Supplied records =
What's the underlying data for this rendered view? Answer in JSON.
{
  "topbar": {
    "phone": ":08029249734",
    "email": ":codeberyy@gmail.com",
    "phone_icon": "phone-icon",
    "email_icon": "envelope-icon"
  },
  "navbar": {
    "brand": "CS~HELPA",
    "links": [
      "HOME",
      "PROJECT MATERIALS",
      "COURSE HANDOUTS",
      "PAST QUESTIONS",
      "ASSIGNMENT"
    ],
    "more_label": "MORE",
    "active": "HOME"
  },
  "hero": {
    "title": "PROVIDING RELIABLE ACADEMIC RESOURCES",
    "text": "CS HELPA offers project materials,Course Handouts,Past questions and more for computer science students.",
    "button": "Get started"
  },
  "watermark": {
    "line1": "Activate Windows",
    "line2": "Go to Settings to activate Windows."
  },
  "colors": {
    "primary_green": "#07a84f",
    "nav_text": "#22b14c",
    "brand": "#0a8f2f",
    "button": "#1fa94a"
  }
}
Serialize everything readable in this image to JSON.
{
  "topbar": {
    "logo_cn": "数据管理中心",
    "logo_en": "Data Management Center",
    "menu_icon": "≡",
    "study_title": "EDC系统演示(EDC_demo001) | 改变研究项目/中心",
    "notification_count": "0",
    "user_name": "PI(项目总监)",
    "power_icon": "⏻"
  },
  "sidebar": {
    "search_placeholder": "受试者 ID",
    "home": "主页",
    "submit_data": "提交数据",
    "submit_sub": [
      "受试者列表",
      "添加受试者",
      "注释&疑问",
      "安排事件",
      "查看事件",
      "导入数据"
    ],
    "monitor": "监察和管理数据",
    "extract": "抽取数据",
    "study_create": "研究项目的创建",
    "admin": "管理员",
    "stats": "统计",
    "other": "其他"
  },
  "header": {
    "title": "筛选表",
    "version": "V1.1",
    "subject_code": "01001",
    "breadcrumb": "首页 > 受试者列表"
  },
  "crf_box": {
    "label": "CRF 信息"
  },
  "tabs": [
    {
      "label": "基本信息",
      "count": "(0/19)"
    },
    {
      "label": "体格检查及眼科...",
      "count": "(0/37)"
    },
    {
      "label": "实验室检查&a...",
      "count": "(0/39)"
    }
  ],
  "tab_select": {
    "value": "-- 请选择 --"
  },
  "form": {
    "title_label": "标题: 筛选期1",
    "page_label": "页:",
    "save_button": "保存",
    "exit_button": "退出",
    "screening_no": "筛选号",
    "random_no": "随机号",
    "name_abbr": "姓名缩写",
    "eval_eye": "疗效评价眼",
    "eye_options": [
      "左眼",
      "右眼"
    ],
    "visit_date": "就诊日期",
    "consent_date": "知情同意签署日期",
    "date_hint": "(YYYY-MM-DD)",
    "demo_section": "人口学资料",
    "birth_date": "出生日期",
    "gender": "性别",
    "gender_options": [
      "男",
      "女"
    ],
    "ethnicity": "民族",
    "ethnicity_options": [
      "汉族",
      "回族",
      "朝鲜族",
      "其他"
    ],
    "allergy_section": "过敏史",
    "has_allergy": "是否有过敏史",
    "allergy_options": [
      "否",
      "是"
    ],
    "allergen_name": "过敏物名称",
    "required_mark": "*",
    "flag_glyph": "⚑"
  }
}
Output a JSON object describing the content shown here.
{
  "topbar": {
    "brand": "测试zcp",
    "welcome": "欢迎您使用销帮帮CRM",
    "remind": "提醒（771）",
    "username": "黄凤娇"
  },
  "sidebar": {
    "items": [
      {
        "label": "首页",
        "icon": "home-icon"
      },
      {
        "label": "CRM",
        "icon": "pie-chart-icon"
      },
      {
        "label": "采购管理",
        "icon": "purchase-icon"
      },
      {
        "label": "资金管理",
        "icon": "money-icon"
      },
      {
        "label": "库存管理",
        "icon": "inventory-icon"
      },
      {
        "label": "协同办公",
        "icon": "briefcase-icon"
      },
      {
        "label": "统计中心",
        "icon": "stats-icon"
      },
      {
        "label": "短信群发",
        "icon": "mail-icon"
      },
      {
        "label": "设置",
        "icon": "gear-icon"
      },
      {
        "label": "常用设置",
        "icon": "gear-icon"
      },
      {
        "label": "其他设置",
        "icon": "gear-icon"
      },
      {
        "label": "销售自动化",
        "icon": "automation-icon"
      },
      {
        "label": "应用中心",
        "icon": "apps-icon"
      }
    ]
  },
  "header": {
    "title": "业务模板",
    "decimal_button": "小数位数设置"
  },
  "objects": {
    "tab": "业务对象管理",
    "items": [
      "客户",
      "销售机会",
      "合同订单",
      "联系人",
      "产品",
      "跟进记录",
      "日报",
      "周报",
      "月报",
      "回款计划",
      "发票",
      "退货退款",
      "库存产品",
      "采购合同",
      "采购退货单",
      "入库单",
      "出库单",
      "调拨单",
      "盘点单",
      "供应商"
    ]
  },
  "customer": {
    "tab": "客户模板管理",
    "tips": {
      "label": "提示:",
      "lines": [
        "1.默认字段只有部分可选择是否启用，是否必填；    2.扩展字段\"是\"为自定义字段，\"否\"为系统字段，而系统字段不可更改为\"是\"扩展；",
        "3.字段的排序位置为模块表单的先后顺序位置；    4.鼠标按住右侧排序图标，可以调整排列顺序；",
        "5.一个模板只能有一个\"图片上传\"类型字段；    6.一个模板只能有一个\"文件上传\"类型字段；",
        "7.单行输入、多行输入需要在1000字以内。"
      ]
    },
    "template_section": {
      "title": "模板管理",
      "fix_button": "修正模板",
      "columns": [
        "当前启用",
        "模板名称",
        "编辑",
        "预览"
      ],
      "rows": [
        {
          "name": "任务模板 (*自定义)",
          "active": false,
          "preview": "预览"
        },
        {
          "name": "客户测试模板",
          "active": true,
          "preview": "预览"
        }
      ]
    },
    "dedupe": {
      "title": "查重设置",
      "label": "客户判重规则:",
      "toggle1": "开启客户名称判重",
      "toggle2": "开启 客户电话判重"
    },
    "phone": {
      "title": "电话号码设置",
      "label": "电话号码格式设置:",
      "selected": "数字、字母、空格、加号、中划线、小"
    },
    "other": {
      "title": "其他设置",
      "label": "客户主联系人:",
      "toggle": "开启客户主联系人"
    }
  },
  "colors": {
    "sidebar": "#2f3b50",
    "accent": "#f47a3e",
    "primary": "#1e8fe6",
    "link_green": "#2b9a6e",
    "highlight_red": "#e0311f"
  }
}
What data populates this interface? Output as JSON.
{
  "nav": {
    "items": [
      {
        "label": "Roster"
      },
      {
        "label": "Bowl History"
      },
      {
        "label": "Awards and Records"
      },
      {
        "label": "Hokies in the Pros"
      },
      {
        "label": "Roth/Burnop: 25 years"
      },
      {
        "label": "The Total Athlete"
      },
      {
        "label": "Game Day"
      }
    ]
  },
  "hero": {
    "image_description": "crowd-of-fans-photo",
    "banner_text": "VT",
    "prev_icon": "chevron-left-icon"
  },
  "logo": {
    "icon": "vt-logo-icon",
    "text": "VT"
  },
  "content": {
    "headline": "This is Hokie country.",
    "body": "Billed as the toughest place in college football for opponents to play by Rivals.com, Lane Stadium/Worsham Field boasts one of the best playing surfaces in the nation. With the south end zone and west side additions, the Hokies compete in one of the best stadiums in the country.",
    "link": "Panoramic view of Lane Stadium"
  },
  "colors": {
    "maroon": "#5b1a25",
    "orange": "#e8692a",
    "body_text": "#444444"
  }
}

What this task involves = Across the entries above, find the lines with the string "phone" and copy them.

Your response =
    "phone": ":08029249734",
    "phone_icon": "phone-icon",
    "phone": {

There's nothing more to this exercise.